WHAT IS NEEDED — Filter this material down to the lines that hold "JSON", copying each one.

INPUT —

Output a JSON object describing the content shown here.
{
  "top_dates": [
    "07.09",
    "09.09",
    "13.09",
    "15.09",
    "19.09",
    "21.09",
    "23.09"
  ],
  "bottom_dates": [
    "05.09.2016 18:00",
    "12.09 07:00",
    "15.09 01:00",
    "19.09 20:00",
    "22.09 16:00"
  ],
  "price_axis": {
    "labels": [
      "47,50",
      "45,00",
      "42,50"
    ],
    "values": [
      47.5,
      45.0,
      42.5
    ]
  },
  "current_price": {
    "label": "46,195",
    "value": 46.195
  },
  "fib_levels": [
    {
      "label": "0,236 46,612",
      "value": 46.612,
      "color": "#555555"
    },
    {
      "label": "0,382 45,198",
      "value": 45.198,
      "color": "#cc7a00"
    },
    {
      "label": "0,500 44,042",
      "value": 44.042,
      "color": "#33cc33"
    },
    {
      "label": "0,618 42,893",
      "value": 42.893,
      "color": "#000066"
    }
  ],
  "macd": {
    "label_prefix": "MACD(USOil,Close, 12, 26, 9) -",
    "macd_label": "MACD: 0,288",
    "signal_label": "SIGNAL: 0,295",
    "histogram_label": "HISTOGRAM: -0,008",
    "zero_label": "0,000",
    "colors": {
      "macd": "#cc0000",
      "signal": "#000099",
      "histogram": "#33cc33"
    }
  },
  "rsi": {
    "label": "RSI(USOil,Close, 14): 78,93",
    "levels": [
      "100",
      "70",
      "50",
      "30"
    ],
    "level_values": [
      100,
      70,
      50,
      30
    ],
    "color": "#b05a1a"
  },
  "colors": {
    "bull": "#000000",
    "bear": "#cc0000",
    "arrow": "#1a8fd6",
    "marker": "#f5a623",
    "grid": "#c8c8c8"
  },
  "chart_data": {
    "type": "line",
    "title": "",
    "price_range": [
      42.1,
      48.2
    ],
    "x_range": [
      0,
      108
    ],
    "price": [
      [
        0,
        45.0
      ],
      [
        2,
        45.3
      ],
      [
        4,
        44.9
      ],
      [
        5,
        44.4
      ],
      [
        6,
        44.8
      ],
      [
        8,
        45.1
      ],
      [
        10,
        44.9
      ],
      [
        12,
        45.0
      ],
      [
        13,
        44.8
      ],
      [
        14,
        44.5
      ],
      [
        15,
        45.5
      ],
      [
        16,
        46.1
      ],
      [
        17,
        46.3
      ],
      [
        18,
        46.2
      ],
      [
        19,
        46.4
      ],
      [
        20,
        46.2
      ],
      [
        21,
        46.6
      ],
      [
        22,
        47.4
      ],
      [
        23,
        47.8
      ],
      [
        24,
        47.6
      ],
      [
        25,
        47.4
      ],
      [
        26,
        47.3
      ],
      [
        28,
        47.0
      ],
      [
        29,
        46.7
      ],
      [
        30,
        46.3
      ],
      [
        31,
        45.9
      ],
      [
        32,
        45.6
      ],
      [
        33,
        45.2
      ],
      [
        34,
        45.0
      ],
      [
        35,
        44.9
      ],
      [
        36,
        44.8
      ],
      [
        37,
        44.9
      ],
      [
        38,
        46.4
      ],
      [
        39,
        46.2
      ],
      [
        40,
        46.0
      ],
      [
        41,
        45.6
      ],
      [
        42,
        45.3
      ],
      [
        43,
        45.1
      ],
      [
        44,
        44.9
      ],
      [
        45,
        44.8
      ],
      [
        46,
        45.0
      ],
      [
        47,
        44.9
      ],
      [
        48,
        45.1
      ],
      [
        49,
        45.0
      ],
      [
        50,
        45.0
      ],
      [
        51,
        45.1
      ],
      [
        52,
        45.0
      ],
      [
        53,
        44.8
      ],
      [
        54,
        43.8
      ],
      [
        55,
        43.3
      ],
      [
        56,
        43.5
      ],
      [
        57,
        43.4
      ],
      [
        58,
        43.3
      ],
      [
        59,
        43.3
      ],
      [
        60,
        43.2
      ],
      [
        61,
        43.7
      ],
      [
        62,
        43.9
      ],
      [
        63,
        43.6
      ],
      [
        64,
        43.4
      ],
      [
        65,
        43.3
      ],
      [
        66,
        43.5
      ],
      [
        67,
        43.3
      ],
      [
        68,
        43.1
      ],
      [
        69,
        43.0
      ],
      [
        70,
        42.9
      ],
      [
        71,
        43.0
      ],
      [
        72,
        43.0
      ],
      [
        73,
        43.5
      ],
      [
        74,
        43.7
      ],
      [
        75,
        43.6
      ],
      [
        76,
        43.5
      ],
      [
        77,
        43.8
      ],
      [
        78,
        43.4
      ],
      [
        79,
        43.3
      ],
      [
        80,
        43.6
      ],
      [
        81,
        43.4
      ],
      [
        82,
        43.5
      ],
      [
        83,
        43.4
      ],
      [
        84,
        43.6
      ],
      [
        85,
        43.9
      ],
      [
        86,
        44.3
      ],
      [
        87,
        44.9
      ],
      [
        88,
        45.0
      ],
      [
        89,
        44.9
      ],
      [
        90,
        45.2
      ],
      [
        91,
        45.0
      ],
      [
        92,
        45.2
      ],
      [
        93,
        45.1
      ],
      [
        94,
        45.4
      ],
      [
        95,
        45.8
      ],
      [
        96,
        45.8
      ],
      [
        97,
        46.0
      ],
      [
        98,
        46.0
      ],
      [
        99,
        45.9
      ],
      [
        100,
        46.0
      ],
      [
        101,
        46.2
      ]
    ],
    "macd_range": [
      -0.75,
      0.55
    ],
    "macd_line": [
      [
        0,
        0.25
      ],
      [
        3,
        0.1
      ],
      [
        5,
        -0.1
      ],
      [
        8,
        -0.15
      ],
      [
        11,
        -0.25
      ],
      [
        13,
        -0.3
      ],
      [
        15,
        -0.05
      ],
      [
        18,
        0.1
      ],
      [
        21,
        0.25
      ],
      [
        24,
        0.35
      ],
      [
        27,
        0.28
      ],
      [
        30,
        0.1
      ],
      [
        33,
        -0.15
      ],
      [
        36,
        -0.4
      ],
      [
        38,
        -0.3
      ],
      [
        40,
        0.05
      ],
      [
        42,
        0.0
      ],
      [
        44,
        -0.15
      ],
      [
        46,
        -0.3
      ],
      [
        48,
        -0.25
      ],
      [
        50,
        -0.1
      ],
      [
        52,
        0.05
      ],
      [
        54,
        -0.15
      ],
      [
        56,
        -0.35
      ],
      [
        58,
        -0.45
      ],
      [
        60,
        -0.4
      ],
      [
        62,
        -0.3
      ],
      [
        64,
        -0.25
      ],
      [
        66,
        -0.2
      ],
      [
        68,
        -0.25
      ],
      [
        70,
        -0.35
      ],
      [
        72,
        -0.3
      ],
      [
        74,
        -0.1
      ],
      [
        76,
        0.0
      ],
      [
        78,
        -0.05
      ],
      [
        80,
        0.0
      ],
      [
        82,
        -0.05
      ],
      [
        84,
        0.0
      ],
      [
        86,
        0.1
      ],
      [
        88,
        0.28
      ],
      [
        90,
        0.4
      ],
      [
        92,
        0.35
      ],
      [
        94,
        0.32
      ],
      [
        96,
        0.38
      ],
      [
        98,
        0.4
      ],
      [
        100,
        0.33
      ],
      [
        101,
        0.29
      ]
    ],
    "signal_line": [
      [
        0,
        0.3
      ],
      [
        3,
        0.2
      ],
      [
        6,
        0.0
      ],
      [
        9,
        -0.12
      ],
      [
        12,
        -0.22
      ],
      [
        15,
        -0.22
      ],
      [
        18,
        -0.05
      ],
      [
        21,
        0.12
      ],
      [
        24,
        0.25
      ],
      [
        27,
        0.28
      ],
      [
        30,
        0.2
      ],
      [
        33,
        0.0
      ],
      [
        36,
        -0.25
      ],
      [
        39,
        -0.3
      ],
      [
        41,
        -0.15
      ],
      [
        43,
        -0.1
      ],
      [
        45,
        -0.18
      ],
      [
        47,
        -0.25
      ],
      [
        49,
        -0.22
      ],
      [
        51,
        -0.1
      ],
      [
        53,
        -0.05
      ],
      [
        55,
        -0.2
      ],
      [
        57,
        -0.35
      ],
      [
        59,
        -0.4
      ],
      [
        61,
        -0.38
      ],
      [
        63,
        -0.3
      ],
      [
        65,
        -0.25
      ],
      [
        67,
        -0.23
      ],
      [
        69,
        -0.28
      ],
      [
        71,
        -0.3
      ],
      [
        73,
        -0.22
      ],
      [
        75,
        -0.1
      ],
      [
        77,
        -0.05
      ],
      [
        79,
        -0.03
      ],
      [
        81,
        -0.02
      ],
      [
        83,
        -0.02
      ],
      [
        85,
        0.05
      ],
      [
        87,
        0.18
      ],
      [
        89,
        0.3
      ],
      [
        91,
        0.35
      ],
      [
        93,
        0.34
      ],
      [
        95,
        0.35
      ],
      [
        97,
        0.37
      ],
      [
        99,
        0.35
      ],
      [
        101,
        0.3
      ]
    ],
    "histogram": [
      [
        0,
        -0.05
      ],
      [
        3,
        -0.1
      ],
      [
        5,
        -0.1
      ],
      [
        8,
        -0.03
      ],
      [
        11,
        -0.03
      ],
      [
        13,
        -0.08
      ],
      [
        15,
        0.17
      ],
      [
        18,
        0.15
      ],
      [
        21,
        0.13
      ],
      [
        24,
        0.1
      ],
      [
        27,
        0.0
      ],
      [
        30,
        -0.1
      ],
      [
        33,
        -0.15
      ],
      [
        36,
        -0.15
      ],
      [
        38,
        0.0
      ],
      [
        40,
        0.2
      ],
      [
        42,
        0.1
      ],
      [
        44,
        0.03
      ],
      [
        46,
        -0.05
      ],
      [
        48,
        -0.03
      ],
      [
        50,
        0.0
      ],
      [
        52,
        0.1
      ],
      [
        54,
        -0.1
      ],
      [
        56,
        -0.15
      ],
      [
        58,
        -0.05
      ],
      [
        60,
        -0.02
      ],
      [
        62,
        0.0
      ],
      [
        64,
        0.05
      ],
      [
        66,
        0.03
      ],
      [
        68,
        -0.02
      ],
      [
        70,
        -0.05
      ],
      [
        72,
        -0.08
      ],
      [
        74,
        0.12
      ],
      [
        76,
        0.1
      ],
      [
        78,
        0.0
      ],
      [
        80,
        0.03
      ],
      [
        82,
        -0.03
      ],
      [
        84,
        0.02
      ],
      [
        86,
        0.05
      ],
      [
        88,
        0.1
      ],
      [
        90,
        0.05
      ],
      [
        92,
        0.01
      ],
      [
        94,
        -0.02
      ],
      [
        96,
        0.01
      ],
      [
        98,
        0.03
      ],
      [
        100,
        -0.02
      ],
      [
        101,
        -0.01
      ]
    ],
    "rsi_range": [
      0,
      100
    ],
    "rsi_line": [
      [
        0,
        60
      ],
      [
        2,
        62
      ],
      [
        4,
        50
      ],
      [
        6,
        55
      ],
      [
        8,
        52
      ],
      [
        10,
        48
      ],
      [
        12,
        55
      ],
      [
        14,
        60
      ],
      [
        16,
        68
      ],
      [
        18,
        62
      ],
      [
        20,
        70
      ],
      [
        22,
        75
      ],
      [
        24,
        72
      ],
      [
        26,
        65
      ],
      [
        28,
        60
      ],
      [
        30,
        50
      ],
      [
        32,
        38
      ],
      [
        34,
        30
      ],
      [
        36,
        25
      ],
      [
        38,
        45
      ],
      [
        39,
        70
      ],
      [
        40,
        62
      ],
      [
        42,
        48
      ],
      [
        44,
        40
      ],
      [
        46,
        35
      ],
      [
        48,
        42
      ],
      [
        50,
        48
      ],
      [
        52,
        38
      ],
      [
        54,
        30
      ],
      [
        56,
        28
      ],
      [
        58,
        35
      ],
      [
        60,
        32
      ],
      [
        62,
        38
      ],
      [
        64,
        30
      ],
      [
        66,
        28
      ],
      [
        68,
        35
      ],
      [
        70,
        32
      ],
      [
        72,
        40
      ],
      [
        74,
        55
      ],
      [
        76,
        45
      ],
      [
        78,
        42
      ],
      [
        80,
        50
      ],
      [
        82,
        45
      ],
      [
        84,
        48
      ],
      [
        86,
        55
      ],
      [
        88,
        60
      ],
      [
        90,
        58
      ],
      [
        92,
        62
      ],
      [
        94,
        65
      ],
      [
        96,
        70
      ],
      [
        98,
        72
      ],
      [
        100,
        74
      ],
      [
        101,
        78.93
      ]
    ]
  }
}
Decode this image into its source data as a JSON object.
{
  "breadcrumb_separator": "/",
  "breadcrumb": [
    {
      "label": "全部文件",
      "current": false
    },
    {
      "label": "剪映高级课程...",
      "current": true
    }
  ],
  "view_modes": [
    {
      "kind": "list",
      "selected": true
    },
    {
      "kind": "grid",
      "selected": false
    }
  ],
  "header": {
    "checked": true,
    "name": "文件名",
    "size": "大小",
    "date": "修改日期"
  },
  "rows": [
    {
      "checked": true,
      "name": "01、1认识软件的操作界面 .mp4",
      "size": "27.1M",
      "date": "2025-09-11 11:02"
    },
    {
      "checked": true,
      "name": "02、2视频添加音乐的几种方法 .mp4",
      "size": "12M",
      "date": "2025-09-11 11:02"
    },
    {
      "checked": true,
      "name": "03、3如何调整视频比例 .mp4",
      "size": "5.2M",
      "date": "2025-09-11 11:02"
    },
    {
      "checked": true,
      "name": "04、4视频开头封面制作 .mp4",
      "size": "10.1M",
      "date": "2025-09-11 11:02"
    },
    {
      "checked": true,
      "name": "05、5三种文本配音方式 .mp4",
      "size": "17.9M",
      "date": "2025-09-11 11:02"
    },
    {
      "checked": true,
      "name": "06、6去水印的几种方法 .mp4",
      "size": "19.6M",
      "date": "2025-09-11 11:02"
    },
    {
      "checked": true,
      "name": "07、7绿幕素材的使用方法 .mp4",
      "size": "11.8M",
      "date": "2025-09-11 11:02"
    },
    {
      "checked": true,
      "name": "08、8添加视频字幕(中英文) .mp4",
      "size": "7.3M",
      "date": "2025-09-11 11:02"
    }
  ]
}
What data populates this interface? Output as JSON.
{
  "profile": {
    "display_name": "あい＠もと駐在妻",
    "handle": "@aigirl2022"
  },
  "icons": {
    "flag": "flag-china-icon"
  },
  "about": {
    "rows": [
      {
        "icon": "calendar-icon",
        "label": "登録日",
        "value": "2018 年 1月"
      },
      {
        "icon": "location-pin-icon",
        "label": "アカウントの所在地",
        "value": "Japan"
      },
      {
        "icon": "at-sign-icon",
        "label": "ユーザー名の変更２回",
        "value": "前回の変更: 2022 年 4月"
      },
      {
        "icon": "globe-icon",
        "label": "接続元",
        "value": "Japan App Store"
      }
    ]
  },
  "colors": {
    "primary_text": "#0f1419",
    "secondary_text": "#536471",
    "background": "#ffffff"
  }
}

SOLUTION TO THIS PROBLEM —
Output a JSON object describing the content shown here.
Decode this image into its source data as a JSON object.
What data populates this interface? Output as JSON.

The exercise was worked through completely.